_Instructions to follow:_ When you copy the listing, skip the images and return each line verbatim.

_Task data:_
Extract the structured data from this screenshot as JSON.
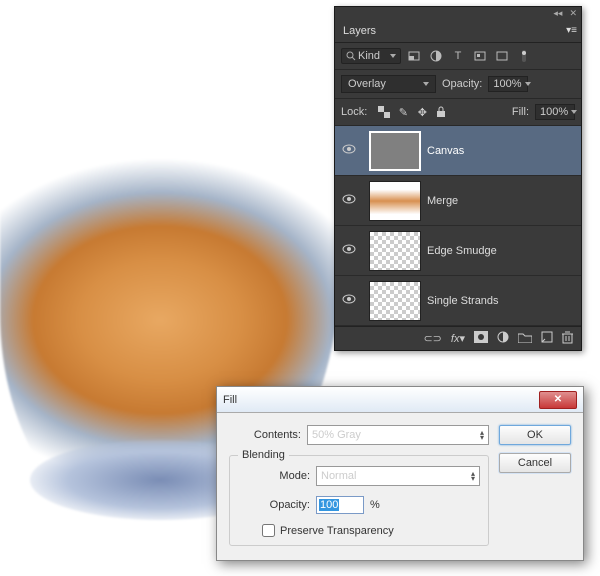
{
  "layers_panel": {
    "title": "Layers",
    "filter_label": "Kind",
    "blend_mode": "Overlay",
    "opacity_label": "Opacity:",
    "opacity_value": "100%",
    "lock_label": "Lock:",
    "fill_label": "Fill:",
    "fill_value": "100%",
    "layers": [
      {
        "name": "Canvas",
        "visible": true,
        "selected": true,
        "thumb": "canvas"
      },
      {
        "name": "Merge",
        "visible": true,
        "selected": false,
        "thumb": "merge"
      },
      {
        "name": "Edge Smudge",
        "visible": true,
        "selected": false,
        "thumb": "checker"
      },
      {
        "name": "Single Strands",
        "visible": true,
        "selected": false,
        "thumb": "checker"
      }
    ]
  },
  "fill_dialog": {
    "title": "Fill",
    "contents_label": "Contents:",
    "contents_value": "50% Gray",
    "blending_group": "Blending",
    "mode_label": "Mode:",
    "mode_value": "Normal",
    "opacity_label": "Opacity:",
    "opacity_value": "100",
    "opacity_suffix": "%",
    "preserve_label": "Preserve Transparency",
    "ok": "OK",
    "cancel": "Cancel"
  }
}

_Exercise answer:_
Extract the structured data from this screenshot as JSON.
{
  "layers_panel": {
    "title": "Layers",
    "filter_label": "Kind",
    "blend_mode": "Overlay",
    "opacity_label": "Opacity:",
    "opacity_value": "100%",
    "lock_label": "Lock:",
    "fill_label": "Fill:",
    "fill_value": "100%",
    "layers": [
      {
        "name": "Canvas",
        "visible": true,
        "selected": true,
        "thumb": "canvas"
      },
      {
        "name": "Merge",
        "visible": true,
        "selected": false,
        "thumb": "merge"
      },
      {
        "name": "Edge Smudge",
        "visible": true,
        "selected": false,
        "thumb": "checker"
      },
      {
        "name": "Single Strands",
        "visible": true,
        "selected": false,
        "thumb": "checker"
      }
    ]
  },
  "fill_dialog": {
    "title": "Fill",
    "contents_label": "Contents:",
    "contents_value": "50% Gray",
    "blending_group": "Blending",
    "mode_label": "Mode:",
    "mode_value": "Normal",
    "opacity_label": "Opacity:",
    "opacity_value": "100",
    "opacity_suffix": "%",
    "preserve_label": "Preserve Transparency",
    "ok": "OK",
    "cancel": "Cancel"
  }
}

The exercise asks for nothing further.